Social work, me and an MBE
A much-loved friend of mind suggested I called this blog: ‘From South London to Queen Bev’, ‘Queen Bev’ being a title bestowed since news reached him that I was to be awarded an MBE in June 2018. The citation is for the management of frontlines services and services to vulnerable children in Coventry and for over a 22-year career as a social worker.
How have I received this news? Initially when I saw the On Her Majesty’s Service envelope, I thought ‘oh no, I can’t afford to take time off for Jury service right now, I got too much work to do!’ A typical Social work manager response I fear.
On a personal level I am thrilled for me, all my wonderful colleagues and fellow collaborators, at times co-conspirators in navigating the line been state actor and committed human rights liberator.
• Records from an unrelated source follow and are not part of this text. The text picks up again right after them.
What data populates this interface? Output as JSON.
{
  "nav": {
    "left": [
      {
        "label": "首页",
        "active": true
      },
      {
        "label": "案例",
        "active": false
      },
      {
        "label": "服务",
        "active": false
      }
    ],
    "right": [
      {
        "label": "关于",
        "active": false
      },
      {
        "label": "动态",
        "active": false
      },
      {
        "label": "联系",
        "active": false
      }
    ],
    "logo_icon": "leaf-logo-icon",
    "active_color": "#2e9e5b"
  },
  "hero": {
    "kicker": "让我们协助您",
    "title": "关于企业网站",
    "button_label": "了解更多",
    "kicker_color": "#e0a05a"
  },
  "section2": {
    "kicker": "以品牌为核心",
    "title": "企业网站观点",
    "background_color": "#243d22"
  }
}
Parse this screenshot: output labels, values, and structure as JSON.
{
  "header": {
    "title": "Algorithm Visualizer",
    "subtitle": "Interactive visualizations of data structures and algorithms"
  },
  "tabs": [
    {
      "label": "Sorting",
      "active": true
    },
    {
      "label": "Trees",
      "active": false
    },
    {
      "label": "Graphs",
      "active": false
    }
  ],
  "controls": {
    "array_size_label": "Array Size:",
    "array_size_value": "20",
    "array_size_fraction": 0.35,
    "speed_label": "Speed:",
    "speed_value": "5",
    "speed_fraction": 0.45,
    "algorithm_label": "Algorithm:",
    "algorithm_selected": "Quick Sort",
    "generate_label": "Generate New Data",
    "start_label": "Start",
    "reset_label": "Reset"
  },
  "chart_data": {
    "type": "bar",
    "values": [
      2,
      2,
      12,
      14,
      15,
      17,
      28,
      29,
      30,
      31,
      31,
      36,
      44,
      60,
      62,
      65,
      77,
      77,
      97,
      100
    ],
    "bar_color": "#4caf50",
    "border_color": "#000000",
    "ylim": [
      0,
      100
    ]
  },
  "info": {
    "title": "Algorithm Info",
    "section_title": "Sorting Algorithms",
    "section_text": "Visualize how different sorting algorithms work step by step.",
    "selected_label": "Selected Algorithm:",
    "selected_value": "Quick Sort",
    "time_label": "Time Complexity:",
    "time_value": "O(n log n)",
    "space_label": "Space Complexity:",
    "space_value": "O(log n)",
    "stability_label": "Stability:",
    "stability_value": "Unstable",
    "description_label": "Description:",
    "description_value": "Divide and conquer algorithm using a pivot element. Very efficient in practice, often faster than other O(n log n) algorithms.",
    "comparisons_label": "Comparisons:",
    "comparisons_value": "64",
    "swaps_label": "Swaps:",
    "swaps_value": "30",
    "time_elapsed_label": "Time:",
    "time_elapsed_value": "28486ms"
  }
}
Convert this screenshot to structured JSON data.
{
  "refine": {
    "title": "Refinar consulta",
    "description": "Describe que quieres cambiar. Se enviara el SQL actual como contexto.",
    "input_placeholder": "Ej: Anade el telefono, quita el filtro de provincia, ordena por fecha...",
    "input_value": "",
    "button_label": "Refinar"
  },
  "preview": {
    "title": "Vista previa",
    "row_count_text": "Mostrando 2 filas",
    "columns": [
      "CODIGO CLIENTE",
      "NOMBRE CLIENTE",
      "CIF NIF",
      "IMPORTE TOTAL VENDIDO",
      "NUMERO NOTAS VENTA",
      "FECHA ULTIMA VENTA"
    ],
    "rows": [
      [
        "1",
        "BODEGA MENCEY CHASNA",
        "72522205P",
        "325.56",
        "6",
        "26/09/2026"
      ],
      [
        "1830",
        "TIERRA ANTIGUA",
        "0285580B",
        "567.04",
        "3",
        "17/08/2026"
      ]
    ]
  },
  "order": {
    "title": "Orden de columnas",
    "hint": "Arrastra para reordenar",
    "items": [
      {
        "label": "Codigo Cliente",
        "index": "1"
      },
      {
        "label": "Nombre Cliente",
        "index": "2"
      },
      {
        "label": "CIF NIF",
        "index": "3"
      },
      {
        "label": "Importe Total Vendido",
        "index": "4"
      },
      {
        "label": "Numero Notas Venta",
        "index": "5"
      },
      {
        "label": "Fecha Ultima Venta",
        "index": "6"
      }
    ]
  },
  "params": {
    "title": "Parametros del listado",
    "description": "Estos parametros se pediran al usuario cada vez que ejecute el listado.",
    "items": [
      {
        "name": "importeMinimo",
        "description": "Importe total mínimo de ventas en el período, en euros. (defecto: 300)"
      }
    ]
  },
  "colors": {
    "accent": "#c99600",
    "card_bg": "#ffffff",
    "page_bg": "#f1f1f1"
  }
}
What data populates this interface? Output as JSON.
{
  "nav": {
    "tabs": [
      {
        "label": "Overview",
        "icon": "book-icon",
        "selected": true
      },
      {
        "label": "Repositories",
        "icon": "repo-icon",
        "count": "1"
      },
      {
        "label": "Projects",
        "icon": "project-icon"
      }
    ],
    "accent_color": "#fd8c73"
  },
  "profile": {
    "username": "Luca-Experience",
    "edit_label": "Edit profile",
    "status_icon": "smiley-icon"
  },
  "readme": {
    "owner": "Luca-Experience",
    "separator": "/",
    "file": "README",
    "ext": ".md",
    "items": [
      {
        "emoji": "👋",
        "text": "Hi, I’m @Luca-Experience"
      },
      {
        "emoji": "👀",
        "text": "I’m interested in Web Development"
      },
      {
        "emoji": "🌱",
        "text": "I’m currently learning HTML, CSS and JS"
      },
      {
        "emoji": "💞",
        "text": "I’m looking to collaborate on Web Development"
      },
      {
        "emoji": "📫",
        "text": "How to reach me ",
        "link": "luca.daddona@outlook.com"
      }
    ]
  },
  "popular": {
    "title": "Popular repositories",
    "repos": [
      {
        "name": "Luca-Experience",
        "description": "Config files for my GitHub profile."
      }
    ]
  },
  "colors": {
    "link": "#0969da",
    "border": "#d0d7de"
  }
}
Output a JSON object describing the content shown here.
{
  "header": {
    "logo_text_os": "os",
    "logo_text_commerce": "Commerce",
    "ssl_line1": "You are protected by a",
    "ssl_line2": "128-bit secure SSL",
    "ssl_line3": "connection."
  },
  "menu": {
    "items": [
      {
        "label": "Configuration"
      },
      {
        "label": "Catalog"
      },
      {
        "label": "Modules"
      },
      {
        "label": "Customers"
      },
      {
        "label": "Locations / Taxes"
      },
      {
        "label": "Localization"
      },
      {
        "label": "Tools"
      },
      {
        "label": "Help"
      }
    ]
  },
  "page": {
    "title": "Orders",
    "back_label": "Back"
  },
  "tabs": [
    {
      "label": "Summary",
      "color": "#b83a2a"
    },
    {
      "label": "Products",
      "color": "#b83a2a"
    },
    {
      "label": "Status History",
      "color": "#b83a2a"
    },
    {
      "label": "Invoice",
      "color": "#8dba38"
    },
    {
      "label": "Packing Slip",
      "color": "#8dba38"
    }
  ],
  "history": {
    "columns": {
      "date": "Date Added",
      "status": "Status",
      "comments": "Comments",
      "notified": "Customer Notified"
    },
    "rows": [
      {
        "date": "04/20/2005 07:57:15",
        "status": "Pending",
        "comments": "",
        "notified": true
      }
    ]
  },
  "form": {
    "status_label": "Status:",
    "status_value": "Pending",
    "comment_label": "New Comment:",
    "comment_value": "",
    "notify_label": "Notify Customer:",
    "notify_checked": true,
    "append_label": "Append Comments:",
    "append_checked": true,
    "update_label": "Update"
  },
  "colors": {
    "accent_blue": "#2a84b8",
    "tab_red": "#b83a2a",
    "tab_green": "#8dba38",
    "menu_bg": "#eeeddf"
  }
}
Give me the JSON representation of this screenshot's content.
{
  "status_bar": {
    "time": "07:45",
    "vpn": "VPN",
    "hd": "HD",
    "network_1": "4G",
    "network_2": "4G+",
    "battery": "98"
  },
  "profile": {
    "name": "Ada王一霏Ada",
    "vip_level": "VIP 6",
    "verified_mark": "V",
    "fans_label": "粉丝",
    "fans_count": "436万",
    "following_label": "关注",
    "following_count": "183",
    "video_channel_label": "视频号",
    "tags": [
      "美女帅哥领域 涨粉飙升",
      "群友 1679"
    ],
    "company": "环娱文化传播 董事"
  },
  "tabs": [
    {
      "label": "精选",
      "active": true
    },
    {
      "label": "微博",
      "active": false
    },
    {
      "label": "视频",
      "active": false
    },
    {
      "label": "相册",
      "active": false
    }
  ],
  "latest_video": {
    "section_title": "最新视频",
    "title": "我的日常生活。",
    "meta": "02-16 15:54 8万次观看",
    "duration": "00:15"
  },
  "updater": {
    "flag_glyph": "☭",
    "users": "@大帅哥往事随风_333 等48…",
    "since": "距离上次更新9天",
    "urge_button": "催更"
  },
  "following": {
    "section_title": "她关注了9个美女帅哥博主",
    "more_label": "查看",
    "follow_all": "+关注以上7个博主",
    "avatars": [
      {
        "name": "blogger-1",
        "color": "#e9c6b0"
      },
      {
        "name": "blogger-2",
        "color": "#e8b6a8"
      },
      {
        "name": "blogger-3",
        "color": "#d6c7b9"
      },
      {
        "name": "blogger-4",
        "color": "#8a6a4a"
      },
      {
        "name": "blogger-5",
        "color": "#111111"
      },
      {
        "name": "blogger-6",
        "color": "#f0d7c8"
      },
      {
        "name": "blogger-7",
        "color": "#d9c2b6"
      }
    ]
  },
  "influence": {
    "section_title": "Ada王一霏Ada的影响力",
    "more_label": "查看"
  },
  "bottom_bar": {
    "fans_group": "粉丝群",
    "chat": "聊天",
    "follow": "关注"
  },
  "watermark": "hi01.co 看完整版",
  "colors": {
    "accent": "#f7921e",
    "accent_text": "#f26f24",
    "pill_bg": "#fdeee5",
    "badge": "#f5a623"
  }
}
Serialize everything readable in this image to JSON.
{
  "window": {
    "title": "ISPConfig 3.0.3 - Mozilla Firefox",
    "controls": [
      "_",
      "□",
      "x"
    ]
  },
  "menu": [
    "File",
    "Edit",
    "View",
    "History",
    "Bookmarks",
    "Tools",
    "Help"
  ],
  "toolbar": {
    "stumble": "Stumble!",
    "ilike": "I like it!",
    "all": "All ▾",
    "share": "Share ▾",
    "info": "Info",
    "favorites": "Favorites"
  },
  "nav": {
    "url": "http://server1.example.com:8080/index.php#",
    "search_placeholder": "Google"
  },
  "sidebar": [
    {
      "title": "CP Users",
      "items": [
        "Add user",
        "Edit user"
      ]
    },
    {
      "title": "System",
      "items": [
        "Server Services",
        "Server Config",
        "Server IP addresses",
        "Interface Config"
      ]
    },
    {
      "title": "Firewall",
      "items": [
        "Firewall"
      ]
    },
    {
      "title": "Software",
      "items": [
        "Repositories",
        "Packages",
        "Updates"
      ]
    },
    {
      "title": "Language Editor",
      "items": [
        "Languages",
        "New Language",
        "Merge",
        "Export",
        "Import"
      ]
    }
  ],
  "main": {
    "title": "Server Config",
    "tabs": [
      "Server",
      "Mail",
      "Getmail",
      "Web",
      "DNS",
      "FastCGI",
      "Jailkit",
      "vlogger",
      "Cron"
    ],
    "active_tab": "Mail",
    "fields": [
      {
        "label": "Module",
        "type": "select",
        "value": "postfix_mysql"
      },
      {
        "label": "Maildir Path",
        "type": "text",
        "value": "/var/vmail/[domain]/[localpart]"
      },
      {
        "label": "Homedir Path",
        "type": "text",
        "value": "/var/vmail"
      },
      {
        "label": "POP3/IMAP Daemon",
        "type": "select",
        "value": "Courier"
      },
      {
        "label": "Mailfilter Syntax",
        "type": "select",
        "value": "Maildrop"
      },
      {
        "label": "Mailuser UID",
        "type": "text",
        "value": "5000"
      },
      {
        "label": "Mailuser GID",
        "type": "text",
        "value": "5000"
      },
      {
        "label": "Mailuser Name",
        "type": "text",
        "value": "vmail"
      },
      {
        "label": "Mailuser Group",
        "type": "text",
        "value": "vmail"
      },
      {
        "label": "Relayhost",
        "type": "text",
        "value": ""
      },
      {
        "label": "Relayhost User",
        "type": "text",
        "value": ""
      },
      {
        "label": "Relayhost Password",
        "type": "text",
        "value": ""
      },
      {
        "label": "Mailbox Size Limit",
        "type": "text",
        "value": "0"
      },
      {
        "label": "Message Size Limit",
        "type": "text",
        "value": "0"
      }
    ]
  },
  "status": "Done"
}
Thrilled for those who managed me, one special person, although at times she may question if she ever did.
I am a first generation Windrush Child, my parents hail from Jamaica. I grew up in a working-class neighbourhood in the London Borough of Lewisham (shout out to Ian Thomas) and the only white kids I knew were Irish. I learned that like us, they were the unwanted ‘others’ in the Mother Country- ‘No dogs, No Blacks, No Irish’.
That kind of understanding radicalises one and it was for me a key reason I fell out from legal training and went into Social work, bitterly disappointing my Mother, who still refrains ‘but you could have been a lawyer’. Thankfully her Grandson has out trumped us all with his Double Doctorate achievement.
There is so much I want to say but so few words for this blog, so I must give thanks to family and friends and my departed love. I ended my journey in Coventry late 2017 and started another with Walsall and the wider BC sub region trying to build a Family Drug and Alcohol Court with the support of NU FDAC.
I give thanks to the universe for being blessed with the sense to be able to make sense of things. That’s kind of the art of social work for me. I want this award to be a recognition for the art of the possible that social work is. It is not just a set of technical skills, devoid of politics and action that some may wish it would be.
We are not actors in a play without theory. I came to know that we co-create theory every day in practice within each other and with service users. This is deepened by our relationship with the academy even now helping us to connect how Poverty is a social determinant as much as ACES, or the traumatic harms of repeatedly taking children from mothers.
After the struggles of CCETSW and Paper 30, I worry about poor kids, BAME and their struggles to keep a foot hold in the profession and their subsequently reduced chances to progress into the higher management and influencer roles as the Public-Sector shrinks through Austerity yet young white guys keep on rising.
I end with words that I would say to my younger self. The things you thought knew, you didn’t. The things you need to know you got from the people who taught you about their lives. You learned that nothing is built without the support and collaboration of others. The rest that’s left is to practice the art of not knowing. Indeed, on reflecting on this award, I know and feel that nothing is built without love.
Our teams loved each other and more importantly, we transferred that love for one another into a huge empathetic mass that embraced, supported, challenged and cared for the families we had the privilege to know and work with. This work was sometimes in the most distressing places but we found human resilience, recovery and a responsiveness to just being cared that evoked change.
As I use to say to staff ’from I to you and from you to me and back again’.